[Data about app and page elements]
=====

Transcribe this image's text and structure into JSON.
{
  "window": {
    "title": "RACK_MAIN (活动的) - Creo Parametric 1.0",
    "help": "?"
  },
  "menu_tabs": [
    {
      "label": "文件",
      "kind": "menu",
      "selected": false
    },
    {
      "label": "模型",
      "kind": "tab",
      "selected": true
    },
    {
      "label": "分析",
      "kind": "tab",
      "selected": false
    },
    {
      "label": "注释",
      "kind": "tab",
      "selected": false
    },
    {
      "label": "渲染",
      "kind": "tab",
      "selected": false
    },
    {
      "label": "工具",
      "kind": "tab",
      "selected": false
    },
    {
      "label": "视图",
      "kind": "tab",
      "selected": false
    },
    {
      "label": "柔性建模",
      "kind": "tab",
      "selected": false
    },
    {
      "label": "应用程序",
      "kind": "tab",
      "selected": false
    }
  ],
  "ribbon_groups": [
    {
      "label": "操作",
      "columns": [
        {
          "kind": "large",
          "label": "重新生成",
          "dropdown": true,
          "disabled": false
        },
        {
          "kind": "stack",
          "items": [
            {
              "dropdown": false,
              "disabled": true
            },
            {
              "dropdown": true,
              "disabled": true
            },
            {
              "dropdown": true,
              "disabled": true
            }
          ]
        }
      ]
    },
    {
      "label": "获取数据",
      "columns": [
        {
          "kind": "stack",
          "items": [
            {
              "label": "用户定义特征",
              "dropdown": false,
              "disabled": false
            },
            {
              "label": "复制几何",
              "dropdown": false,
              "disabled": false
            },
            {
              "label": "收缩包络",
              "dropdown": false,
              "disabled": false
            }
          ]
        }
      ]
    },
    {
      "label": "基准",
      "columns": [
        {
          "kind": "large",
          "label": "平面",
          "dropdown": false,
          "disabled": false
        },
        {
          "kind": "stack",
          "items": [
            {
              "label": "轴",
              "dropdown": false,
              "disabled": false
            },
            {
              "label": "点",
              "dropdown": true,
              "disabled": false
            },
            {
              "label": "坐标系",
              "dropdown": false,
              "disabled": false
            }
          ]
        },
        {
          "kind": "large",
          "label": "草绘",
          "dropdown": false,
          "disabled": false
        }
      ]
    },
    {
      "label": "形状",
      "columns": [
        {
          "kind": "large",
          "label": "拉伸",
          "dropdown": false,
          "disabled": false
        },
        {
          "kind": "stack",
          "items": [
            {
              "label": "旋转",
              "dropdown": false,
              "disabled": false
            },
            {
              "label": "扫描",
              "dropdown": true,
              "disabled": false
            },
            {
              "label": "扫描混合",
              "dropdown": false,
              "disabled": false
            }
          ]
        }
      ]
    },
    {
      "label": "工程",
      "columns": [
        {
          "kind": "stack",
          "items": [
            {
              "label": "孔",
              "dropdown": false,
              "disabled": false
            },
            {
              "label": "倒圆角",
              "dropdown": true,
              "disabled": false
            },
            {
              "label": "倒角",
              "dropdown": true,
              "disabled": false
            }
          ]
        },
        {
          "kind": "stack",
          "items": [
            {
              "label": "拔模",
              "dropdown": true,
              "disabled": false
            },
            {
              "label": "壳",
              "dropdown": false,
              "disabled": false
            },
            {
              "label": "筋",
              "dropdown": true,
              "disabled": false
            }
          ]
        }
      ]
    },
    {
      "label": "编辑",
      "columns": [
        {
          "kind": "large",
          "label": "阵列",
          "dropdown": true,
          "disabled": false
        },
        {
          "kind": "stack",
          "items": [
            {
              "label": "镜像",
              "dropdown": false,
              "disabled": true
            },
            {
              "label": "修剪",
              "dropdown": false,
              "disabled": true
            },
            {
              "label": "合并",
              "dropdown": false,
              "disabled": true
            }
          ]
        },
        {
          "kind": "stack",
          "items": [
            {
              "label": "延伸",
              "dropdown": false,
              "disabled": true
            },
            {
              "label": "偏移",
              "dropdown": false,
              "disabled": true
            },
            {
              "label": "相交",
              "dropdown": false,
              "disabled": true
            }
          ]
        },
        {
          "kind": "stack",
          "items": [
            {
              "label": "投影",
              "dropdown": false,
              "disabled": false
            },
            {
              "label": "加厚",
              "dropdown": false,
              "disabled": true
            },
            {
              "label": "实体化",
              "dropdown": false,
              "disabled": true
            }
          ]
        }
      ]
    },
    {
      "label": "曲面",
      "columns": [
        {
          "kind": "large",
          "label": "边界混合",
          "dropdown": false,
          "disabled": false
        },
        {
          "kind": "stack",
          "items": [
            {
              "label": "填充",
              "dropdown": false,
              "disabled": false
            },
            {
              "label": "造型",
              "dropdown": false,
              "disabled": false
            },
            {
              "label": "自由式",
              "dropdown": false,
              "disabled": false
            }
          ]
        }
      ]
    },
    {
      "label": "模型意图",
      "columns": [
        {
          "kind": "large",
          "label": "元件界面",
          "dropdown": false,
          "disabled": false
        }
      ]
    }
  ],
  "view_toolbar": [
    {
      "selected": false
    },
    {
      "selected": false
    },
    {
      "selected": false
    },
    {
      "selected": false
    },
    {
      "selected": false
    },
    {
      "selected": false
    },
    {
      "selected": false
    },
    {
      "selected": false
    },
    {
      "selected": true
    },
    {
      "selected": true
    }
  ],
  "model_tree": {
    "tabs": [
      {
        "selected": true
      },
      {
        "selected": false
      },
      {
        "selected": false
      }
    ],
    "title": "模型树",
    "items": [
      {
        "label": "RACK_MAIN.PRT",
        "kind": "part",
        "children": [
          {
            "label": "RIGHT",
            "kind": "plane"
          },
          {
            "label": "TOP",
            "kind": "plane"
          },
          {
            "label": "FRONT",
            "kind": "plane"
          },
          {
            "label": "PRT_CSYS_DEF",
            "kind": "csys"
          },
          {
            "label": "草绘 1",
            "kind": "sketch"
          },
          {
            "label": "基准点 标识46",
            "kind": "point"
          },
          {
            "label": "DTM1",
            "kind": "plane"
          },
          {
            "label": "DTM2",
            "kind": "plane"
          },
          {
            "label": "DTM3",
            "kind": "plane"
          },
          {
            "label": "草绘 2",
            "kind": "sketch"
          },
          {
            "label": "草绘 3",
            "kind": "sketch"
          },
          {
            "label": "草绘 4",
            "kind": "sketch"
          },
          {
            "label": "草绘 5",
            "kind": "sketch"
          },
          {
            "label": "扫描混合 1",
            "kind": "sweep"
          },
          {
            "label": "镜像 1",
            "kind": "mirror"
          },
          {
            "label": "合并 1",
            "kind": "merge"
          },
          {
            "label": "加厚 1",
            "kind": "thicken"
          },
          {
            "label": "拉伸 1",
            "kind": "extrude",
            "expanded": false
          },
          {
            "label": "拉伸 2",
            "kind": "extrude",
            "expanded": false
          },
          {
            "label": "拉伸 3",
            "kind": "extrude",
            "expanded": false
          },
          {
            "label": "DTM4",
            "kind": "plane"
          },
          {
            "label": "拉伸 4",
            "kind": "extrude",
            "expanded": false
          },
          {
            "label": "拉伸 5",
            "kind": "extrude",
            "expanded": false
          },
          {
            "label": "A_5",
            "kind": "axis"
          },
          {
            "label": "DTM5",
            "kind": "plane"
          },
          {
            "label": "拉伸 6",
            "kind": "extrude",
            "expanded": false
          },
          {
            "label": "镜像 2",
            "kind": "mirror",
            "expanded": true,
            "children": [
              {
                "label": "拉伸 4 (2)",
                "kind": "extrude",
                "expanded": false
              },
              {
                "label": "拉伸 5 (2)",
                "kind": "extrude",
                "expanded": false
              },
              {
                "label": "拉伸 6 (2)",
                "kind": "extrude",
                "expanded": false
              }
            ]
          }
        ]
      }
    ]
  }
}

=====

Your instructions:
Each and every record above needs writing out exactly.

Response:
Transcribe this image's text and structure into JSON.
{
  "window": {
    "title": "RACK_MAIN (活动的) - Creo Parametric 1.0",
    "help": "?"
  },
  "menu_tabs": [
    {
      "label": "文件",
      "kind": "menu",
      "selected": false
    },
    {
      "label": "模型",
      "kind": "tab",
      "selected": true
    },
    {
      "label": "分析",
      "kind": "tab",
      "selected": false
    },
    {
      "label": "注释",
      "kind": "tab",
      "selected": false
    },
    {
      "label": "渲染",
      "kind": "tab",
      "selected": false
    },
    {
      "label": "工具",
      "kind": "tab",
      "selected": false
    },
    {
      "label": "视图",
      "kind": "tab",
      "selected": false
    },
    {
      "label": "柔性建模",
      "kind": "tab",
      "selected": false
    },
    {
      "label": "应用程序",
      "kind": "tab",
      "selected": false
    }
  ],
  "ribbon_groups": [
    {
      "label": "操作",
      "columns": [
        {
          "kind": "large",
          "label": "重新生成",
          "dropdown": true,
          "disabled": false
        },
        {
          "kind": "stack",
          "items": [
            {
              "dropdown": false,
              "disabled": true
            },
            {
              "dropdown": true,
              "disabled": true
            },
            {
              "dropdown": true,
              "disabled": true
            }
          ]
        }
      ]
    },
    {
      "label": "获取数据",
      "columns": [
        {
          "kind": "stack",
          "items": [
            {
              "label": "用户定义特征",
              "dropdown": false,
              "disabled": false
            },
            {
              "label": "复制几何",
              "dropdown": false,
              "disabled": false
            },
            {
              "label": "收缩包络",
              "dropdown": false,
              "disabled": false
            }
          ]
        }
      ]
    },
    {
      "label": "基准",
      "columns": [
        {
          "kind": "large",
          "label": "平面",
          "dropdown": false,
          "disabled": false
        },
        {
          "kind": "stack",
          "items": [
            {
              "label": "轴",
              "dropdown": false,
              "disabled": false
            },
            {
              "label": "点",
              "dropdown": true,
              "disabled": false
            },
            {
              "label": "坐标系",
              "dropdown": false,
              "disabled": false
            }
          ]
        },
        {
          "kind": "large",
          "label": "草绘",
          "dropdown": false,
          "disabled": false
        }
      ]
    },
    {
      "label": "形状",
      "columns": [
        {
          "kind": "large",
          "label": "拉伸",
          "dropdown": false,
          "disabled": false
        },
        {
          "kind": "stack",
          "items": [
            {
              "label": "旋转",
              "dropdown": false,
              "disabled": false
            },
            {
              "label": "扫描",
              "dropdown": true,
              "disabled": false
            },
            {
              "label": "扫描混合",
              "dropdown": false,
              "disabled": false
            }
          ]
        }
      ]
    },
    {
      "label": "工程",
      "columns": [
        {
          "kind": "stack",
          "items": [
            {
              "label": "孔",
              "dropdown": false,
              "disabled": false
            },
            {
              "label": "倒圆角",
              "dropdown": true,
              "disabled": false
            },
            {
              "label": "倒角",
              "dropdown": true,
              "disabled": false
            }
          ]
        },
        {
          "kind": "stack",
          "items": [
            {
              "label": "拔模",
              "dropdown": true,
              "disabled": false
            },
            {
              "label": "壳",
              "dropdown": false,
              "disabled": false
            },
            {
              "label": "筋",
              "dropdown": true,
              "disabled": false
            }
          ]
        }
      ]
    },
    {
      "label": "编辑",
      "columns": [
        {
          "kind": "large",
          "label": "阵列",
          "dropdown": true,
          "disabled": false
        },
        {
          "kind": "stack",
          "items": [
            {
              "label": "镜像",
              "dropdown": false,
              "disabled": true
            },
            {
              "label": "修剪",
              "dropdown": false,
              "disabled": true
            },
            {
              "label": "合并",
              "dropdown": false,
              "disabled": true
            }
          ]
        },
        {
          "kind": "stack",
          "items": [
            {
              "label": "延伸",
              "dropdown": false,
              "disabled": true
            },
            {
              "label": "偏移",
              "dropdown": false,
              "disabled": true
            },
            {
              "label": "相交",
              "dropdown": false,
              "disabled": true
            }
          ]
        },
        {
          "kind": "stack",
          "items": [
            {
              "label": "投影",
              "dropdown": false,
              "disabled": false
            },
            {
              "label": "加厚",
              "dropdown": false,
              "disabled": true
            },
            {
              "label": "实体化",
              "dropdown": false,
              "disabled": true
            }
          ]
        }
      ]
    },
    {
      "label": "曲面",
      "columns": [
        {
          "kind": "large",
          "label": "边界混合",
          "dropdown": false,
          "disabled": false
        },
        {
          "kind": "stack",
          "items": [
            {
              "label": "填充",
              "dropdown": false,
              "disabled": false
            },
            {
              "label": "造型",
              "dropdown": false,
              "disabled": false
            },
            {
              "label": "自由式",
              "dropdown": false,
              "disabled": false
            }
          ]
        }
      ]
    },
    {
      "label": "模型意图",
      "columns": [
        {
          "kind": "large",
          "label": "元件界面",
          "dropdown": false,
          "disabled": false
        }
      ]
    }
  ],
  "view_toolbar": [
    {
      "selected": false
    },
    {
      "selected": false
    },
    {
      "selected": false
    },
    {
      "selected": false
    },
    {
      "selected": false
    },
    {
      "selected": false
    },
    {
      "selected": false
    },
    {
      "selected": false
    },
    {
      "selected": true
    },
    {
      "selected": true
    }
  ],
  "model_tree": {
    "tabs": [
      {
        "selected": true
      },
      {
        "selected": false
      },
      {
        "selected": false
      }
    ],
    "title": "模型树",
    "items": [
      {
        "label": "RACK_MAIN.PRT",
        "kind": "part",
        "children": [
          {
            "label": "RIGHT",
            "kind": "plane"
          },
          {
            "label": "TOP",
            "kind": "plane"
          },
          {
            "label": "FRONT",
            "kind": "plane"
          },
          {
            "label": "PRT_CSYS_DEF",
            "kind": "csys"
          },
          {
            "label": "草绘 1",
            "kind": "sketch"
          },
          {
            "label": "基准点 标识46",
            "kind": "point"
          },
          {
            "label": "DTM1",
            "kind": "plane"
          },
          {
            "label": "DTM2",
            "kind": "plane"
          },
          {
            "label": "DTM3",
            "kind": "plane"
          },
          {
            "label": "草绘 2",
            "kind": "sketch"
          },
          {
            "label": "草绘 3",
            "kind": "sketch"
          },
          {
            "label": "草绘 4",
            "kind": "sketch"
          },
          {
            "label": "草绘 5",
            "kind": "sketch"
          },
          {
            "label": "扫描混合 1",
            "kind": "sweep"
          },
          {
            "label": "镜像 1",
            "kind": "mirror"
          },
          {
            "label": "合并 1",
            "kind": "merge"
          },
          {
            "label": "加厚 1",
            "kind": "thicken"
          },
          {
            "label": "拉伸 1",
            "kind": "extrude",
            "expanded": false
          },
          {
            "label": "拉伸 2",
            "kind": "extrude",
            "expanded": false
          },
          {
            "label": "拉伸 3",
            "kind": "extrude",
            "expanded": false
          },
          {
            "label": "DTM4",
            "kind": "plane"
          },
          {
            "label": "拉伸 4",
            "kind": "extrude",
            "expanded": false
          },
          {
            "label": "拉伸 5",
            "kind": "extrude",
            "expanded": false
          },
          {
            "label": "A_5",
            "kind": "axis"
          },
          {
            "label": "DTM5",
            "kind": "plane"
          },
          {
            "label": "拉伸 6",
            "kind": "extrude",
            "expanded": false
          },
          {
            "label": "镜像 2",
            "kind": "mirror",
            "expanded": true,
            "children": [
              {
                "label": "拉伸 4 (2)",
                "kind": "extrude",
                "expanded": false
              },
              {
                "label": "拉伸 5 (2)",
                "kind": "extrude",
                "expanded": false
              },
              {
                "label": "拉伸 6 (2)",
                "kind": "extrude",
                "expanded": false
              }
            ]
          }
        ]
      }
    ]
  }
}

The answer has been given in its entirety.